Under these circumstances, it is apparent that the defendant was not negligent in its installation of electrical transmission lines over the Carbo Foundry facility. The lines more than adequately met industry's standards for safety under any particular circumstances. The record in this case indicates that the defendant could not have foreseen any risk of harm resulting to any individual in the erection of its wires at the instant location. At the time these lines were installed Carbo Foundry had no equipment which could possibly come in contact with the line, nor was there any probability that the Foundry would require any additional equipment that could conceivably contact these lines. We find that the City of Alexandria owed no duty to this particular plaintiff to prevent the type of risk he encountered for the reason that such an occurrence was not foreseeable under the circumstances of this case.

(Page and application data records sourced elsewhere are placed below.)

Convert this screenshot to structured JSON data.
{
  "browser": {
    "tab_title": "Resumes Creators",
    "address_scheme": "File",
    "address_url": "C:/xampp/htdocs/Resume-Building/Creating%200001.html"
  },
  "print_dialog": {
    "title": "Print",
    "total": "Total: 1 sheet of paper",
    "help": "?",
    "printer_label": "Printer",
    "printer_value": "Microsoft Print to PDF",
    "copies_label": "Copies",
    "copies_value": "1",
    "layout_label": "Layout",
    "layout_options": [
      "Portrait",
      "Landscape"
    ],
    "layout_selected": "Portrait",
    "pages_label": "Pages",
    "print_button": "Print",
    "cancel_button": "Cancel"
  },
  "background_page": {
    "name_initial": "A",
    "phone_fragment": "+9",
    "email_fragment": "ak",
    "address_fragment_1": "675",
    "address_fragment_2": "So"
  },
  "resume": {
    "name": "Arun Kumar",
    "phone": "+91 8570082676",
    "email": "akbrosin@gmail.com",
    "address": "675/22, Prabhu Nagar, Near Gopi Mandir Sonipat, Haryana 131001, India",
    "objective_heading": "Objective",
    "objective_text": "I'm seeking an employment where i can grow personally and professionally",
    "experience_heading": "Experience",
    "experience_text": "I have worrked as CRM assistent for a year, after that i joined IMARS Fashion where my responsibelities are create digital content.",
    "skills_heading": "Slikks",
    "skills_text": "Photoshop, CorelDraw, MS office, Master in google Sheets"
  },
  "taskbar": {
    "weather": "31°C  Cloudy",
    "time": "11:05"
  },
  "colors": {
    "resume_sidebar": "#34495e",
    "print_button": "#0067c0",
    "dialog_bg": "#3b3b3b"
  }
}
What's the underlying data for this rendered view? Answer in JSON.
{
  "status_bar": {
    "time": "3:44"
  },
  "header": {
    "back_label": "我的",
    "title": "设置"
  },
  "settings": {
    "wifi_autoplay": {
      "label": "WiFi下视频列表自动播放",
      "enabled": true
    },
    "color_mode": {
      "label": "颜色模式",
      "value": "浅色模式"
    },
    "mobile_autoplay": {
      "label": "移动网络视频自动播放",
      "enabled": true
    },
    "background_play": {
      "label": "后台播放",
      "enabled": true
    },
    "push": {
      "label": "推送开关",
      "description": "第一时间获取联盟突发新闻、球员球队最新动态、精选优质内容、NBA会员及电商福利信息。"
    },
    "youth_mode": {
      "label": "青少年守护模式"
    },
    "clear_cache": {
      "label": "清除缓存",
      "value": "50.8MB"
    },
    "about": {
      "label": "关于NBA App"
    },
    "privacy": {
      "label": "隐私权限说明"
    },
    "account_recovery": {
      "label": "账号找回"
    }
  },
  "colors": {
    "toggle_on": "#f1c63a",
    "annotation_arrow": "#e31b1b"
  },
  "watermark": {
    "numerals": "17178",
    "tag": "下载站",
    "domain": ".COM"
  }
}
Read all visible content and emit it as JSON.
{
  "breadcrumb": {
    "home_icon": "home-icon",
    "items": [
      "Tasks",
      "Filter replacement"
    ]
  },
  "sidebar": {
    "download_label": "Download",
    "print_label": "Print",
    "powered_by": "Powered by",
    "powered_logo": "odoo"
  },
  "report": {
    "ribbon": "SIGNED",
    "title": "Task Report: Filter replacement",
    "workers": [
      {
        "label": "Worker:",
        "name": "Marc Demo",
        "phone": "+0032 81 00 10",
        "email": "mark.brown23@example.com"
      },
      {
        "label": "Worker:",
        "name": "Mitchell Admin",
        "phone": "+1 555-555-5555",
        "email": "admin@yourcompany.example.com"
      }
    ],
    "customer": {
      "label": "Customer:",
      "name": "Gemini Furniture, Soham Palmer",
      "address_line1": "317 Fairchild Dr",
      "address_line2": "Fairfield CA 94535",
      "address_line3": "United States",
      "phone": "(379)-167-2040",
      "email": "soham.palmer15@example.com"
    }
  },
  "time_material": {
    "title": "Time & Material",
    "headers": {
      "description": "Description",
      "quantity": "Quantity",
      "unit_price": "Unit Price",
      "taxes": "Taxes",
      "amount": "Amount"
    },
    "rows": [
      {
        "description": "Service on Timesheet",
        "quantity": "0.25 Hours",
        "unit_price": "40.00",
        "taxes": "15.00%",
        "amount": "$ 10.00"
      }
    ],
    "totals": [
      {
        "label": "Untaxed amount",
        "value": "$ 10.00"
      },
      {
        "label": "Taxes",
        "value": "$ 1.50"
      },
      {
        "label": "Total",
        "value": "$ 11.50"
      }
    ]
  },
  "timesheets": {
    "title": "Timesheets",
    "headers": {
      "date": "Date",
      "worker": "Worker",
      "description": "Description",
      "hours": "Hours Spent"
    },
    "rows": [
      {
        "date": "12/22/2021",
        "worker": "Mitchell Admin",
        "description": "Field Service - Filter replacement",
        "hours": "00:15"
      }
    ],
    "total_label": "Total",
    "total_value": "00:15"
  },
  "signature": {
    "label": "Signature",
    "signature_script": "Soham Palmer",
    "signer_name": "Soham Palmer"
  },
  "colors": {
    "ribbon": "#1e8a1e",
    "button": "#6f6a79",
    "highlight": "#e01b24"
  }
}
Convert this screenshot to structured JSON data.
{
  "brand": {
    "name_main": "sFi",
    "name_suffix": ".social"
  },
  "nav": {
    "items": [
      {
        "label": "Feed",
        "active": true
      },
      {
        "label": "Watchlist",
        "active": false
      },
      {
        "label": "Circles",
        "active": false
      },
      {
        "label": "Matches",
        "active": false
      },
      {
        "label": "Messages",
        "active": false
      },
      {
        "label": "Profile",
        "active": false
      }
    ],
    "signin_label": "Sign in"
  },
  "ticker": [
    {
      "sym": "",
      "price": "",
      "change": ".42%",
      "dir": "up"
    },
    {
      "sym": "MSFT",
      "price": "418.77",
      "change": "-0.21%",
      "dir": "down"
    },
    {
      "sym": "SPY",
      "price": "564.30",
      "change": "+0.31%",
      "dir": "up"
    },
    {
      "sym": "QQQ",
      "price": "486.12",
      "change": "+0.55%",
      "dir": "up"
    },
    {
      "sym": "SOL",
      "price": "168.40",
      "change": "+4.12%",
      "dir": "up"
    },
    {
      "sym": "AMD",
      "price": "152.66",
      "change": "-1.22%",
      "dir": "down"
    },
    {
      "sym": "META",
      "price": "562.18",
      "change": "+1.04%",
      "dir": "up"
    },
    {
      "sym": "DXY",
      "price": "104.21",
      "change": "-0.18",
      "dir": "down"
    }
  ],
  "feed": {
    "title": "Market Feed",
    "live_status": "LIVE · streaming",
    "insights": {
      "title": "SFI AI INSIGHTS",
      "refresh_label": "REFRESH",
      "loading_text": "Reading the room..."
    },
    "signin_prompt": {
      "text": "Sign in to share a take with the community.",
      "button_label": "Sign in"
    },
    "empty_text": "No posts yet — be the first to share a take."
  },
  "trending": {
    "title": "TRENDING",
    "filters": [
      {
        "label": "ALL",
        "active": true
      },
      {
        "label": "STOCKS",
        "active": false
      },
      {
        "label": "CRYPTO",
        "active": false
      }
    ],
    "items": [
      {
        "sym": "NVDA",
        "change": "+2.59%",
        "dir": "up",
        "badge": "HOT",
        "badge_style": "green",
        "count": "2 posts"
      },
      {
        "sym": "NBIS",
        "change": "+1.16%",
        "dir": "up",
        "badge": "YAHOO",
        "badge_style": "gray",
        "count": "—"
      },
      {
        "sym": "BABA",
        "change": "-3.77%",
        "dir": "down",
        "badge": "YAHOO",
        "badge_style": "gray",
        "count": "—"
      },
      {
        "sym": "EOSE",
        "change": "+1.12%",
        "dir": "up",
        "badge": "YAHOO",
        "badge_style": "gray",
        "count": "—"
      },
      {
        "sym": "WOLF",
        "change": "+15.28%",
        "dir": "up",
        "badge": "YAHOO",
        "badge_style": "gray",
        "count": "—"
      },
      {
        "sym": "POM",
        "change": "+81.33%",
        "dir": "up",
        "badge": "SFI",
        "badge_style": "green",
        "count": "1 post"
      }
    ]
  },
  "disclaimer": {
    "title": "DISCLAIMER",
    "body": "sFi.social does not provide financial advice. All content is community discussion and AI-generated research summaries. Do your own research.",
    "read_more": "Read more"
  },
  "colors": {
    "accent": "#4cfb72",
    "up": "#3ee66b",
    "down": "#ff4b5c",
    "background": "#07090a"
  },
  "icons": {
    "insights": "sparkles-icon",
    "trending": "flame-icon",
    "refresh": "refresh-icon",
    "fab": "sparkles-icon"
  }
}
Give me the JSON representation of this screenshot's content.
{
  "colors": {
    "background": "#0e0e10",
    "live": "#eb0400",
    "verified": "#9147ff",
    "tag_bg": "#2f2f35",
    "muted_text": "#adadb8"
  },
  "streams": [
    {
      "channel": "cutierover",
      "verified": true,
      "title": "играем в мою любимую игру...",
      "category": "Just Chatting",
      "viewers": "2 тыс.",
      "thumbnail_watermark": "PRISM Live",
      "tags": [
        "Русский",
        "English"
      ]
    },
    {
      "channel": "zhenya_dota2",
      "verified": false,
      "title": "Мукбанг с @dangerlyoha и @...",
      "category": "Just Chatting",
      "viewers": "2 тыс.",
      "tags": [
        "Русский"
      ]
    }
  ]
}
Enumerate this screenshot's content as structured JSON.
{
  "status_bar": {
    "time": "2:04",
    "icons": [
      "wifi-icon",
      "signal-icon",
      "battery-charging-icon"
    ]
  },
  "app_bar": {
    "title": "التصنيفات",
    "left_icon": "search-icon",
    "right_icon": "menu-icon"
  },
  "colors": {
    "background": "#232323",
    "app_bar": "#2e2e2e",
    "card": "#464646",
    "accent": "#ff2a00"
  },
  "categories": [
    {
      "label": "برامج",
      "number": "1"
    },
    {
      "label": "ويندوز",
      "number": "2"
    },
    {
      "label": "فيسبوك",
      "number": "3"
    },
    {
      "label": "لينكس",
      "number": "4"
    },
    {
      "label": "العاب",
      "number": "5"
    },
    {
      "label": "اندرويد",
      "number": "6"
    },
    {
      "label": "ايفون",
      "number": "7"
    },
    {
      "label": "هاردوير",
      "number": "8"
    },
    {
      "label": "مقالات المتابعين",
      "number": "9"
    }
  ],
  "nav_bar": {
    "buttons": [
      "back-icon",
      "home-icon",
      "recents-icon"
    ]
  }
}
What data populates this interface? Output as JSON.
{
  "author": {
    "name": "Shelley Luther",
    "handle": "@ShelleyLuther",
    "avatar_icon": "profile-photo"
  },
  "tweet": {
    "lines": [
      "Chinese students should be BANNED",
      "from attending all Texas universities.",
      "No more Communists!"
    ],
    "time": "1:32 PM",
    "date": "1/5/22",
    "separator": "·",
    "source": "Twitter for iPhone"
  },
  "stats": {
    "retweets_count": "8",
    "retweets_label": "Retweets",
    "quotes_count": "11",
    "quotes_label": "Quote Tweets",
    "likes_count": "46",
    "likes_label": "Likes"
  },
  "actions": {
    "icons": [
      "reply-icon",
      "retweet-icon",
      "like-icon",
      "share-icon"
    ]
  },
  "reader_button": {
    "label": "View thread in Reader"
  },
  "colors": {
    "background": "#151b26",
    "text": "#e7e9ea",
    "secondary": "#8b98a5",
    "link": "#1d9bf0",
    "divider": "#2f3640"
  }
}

A careful review of this record indicates that the sole proximate cause of this accident was the negligence of the crane operator in moving and positioning the crane too close to the wires of which he was fully aware and purposely trying to avoid. Similarly, the instructions by plaintiff's employer to load the truck at this particular location were a contributing cause to the occurrence of the accident. As indicated earlier, the crane was attempting to lift the steel beams over a tall "hurricane" style fence and those parties directly involved should have foreseen that such an operation in close proximity to the overhead electrical
Plaintiff objects to the special interrogatories presented to the jury by the trial judge and to certain jury instructions which were given to the jury and several instructions which the court refused to present. The record in this case is clear that the plaintiff failed to object to the inclusion or exclusion of these instructions at the time of trial and, therefore, under the existing jurisprudence, is considered to have waived his right to object to these instructions on appeal. See: Kolmaister v. Connecticut General Life Insurance, 370 So.2d 630 (La. App. 4th Cir. 1979); Fincher v. Surrette, 365 So.2d 860 (La.App. 4th Cir. 1978); La. C.C.P. Art. 1793. Similarly, the plaintiff who has failed to object to the wording of special interrogatories in the trial court has waived his right to complaint about these interrogatories on appeal. Mones v. Walton, 296 So.2d 370 (La.App. 4th Cir. 1974), writ denied 300 So.2d 185 (La.1974); La. C.C.P. Art. 1793.
Accordingly, this court finds that the jury's determination is amply supported by the record and that the trial judge committed no manifest error in holding that the City of Alexandria was not liable for the injuries plaintiff sustained.
For the above and foregoing reasons, the judgment of the trial court is affirmed and all costs of this appeal are assessed against the plaintiff-appellant and intervenors-appellants.